Lately I wax sentimentally about how “things” have changed, and not necessarily for the better. Then I always catch myself, for I remember how bitter those sentiments sounded when my parent’s generation (the “GI generation”) espoused similarly.
Sometimes I chagrin metaphorically when I see how greed is dividing the country I was fortunate enough to have been born into among the rich and poor with a diminishing middle. I often wonder, if prices will ever truly fall while income rises? Wouldn’t that be headline good news?! I see how many things are adding-up on my list of needed replacement or update that I cannot currently afford: my car, my lawnmower, my eye check-up, my dental check-up, my music amplifier, my mixer, my television, my computer, my hammer, my file cabinet, my playstation, my wardrobe, my vinyl milk crates when customed shelves are needed; my bicycle, my glasses, my location, my cordless telephone, my mobile telephone, my fence in my yard, my PC’s monitor and I think, “Damn, this stuff is outpacing my ability to live comfortably, and yet, I’m considered ‘lucky’.”
Then the verse came to me from a past favorite song that is just as relevant today as it was in 1973 when they sang it for the first time. It is from a song called “Shoe Shoe Shine” by The Dynamic Superiors; “Shoe Shoe Shine used to cost a dime, A penny would buy you plenty/A nickel was a fare that’d take you anywhere, Troubles we didn’t have many…” penned by my radio personality days acquaintances, Nick Ashford and Valerie Simpson.
So I am reminiscing the “good ole days” for my generation (the Baby Boomers), in a similar way as our forefathers did and as every generation will as they age until the aliens really DO come from a far away world in another galaxy, and make prices fall simultaneously with the sky, paving the way for the income of a species that will rise to scorn that we humans squandered thousands of opportunities to finally get it right…or not. At least that is what tonight’s full moonlit crystal ball is revealing here in me humble casa.
Now, check out the outfits, their “steps” (choreography) and the “business” falsetto of the late Tony Washington on this record that I cannot get out of my mind…
Pickhit: Obviously and joyously effeminate (which wasn’t an issue back then), Tony Washington’s sound was so unique!
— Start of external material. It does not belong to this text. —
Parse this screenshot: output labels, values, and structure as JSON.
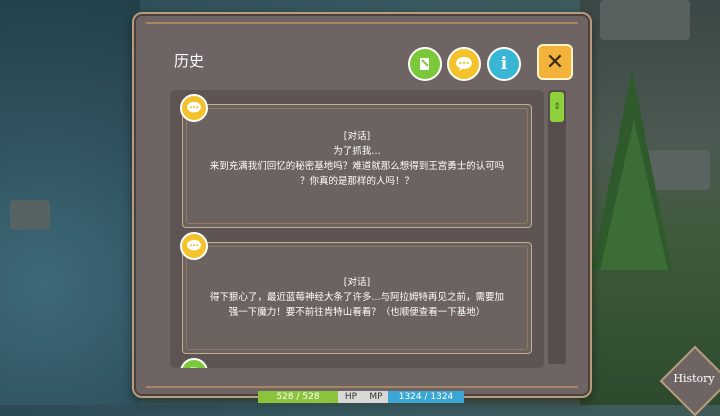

I miss it. On “Feeling Mellow” he really stretched-out in 1975; Yes, that is emcee Don Cornelius (LOL); “Love, Peace and…SOUL!” who appears to ignore Tony, by the way. Hmmmm… I would have let the lead singer be the spokesman for the group in the interview.